What is needed:
Every line containing the string "distribute" is to be copied from the records.

Recorded information:
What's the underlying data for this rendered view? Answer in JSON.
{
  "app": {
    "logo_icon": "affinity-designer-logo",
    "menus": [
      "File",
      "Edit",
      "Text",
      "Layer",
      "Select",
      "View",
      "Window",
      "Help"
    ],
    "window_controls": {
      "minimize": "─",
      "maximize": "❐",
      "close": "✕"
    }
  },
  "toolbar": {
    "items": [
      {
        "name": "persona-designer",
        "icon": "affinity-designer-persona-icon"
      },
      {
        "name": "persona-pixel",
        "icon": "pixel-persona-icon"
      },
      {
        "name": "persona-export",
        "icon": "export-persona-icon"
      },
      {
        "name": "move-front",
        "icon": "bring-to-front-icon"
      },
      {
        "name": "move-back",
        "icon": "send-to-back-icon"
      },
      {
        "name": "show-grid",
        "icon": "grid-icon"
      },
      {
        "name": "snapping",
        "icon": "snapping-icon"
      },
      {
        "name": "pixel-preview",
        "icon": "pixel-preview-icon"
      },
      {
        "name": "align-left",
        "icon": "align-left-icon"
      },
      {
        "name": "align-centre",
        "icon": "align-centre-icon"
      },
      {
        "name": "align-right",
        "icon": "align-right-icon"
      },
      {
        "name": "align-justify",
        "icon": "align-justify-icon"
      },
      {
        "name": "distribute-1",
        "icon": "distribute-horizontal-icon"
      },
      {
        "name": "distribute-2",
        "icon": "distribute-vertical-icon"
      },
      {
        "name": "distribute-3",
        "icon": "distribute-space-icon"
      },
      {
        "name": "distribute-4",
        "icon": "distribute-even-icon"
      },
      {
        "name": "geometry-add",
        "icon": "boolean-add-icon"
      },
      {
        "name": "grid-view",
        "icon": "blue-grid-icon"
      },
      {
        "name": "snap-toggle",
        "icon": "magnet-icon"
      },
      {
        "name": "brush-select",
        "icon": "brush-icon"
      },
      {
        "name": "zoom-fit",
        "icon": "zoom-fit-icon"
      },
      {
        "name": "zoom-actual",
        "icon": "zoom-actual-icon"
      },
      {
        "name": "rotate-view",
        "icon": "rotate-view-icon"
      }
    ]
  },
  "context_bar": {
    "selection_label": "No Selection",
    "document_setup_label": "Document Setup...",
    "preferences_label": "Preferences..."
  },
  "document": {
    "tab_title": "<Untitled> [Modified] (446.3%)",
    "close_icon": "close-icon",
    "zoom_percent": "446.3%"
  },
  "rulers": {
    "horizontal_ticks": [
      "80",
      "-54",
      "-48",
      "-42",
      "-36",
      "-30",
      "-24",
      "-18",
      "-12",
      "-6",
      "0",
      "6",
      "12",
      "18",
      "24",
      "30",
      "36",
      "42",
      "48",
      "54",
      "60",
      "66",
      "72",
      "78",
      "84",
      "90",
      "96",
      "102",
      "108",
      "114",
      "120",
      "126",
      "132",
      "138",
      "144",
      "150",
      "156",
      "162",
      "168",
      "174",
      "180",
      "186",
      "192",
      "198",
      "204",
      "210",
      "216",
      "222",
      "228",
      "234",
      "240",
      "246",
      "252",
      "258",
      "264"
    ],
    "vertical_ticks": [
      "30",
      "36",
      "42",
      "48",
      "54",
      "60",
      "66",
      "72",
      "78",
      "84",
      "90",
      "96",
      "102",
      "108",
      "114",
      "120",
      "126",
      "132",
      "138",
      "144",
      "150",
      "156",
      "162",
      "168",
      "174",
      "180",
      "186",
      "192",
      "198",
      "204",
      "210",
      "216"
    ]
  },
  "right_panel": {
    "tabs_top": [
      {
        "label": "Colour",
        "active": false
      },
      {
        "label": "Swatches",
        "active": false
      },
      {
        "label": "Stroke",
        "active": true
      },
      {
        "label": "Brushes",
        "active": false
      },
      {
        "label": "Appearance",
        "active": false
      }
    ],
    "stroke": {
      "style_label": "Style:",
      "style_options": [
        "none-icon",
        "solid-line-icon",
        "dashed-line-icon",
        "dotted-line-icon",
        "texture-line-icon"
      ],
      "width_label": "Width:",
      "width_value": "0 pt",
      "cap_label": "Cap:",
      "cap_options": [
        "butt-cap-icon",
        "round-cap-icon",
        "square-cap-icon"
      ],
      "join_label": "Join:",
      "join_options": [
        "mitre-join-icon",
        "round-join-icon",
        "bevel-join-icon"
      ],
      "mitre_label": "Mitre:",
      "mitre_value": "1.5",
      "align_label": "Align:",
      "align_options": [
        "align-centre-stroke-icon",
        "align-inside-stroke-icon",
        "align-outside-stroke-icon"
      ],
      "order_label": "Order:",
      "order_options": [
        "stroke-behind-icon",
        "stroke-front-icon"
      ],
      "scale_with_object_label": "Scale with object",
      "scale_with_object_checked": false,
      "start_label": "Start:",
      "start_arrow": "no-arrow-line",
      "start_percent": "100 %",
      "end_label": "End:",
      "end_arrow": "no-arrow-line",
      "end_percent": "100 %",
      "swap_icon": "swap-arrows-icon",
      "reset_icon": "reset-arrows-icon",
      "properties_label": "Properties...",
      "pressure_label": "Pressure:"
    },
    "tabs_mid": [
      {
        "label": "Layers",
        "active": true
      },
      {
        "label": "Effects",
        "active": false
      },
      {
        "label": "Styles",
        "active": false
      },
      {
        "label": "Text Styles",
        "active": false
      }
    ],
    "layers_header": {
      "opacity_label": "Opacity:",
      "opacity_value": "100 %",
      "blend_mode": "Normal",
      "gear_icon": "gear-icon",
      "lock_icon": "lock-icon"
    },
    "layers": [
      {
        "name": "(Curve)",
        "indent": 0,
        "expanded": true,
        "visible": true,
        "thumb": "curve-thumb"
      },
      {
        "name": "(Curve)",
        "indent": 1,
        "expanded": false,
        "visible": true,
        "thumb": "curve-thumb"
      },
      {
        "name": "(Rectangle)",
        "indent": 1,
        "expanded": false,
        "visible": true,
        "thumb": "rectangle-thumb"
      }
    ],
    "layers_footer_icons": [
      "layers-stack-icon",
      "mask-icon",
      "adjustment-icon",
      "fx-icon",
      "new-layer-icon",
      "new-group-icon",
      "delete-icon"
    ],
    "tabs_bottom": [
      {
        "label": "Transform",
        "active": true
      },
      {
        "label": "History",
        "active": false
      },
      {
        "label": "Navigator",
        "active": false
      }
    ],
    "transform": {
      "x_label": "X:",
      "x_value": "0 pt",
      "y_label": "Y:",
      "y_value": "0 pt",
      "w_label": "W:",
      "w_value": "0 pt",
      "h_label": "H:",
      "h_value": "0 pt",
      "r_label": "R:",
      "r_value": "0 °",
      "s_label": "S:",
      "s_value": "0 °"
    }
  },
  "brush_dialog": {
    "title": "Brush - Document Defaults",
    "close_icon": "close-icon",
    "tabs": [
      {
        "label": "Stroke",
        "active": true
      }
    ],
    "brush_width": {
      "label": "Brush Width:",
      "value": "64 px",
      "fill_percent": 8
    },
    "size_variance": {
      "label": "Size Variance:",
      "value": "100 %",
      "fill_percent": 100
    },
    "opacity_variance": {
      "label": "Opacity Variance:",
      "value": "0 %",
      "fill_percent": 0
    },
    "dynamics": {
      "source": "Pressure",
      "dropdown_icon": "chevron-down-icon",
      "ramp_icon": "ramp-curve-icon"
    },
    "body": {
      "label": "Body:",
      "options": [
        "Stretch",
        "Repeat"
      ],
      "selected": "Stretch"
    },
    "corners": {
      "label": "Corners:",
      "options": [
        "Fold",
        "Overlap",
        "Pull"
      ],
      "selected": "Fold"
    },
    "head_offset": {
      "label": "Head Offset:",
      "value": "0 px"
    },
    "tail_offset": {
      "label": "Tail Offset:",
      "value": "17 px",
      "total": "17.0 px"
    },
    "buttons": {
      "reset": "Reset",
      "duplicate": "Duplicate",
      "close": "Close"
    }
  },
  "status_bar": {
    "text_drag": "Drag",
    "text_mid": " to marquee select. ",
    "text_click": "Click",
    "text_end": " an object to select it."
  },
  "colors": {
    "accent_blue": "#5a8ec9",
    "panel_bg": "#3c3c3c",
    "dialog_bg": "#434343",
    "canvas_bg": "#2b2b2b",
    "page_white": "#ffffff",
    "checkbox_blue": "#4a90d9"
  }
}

Solution below:
        "name": "distribute-1",
        "icon": "distribute-horizontal-icon"
        "name": "distribute-2",
        "icon": "distribute-vertical-icon"
        "name": "distribute-3",
        "icon": "distribute-space-icon"
        "name": "distribute-4",
        "icon": "distribute-even-icon"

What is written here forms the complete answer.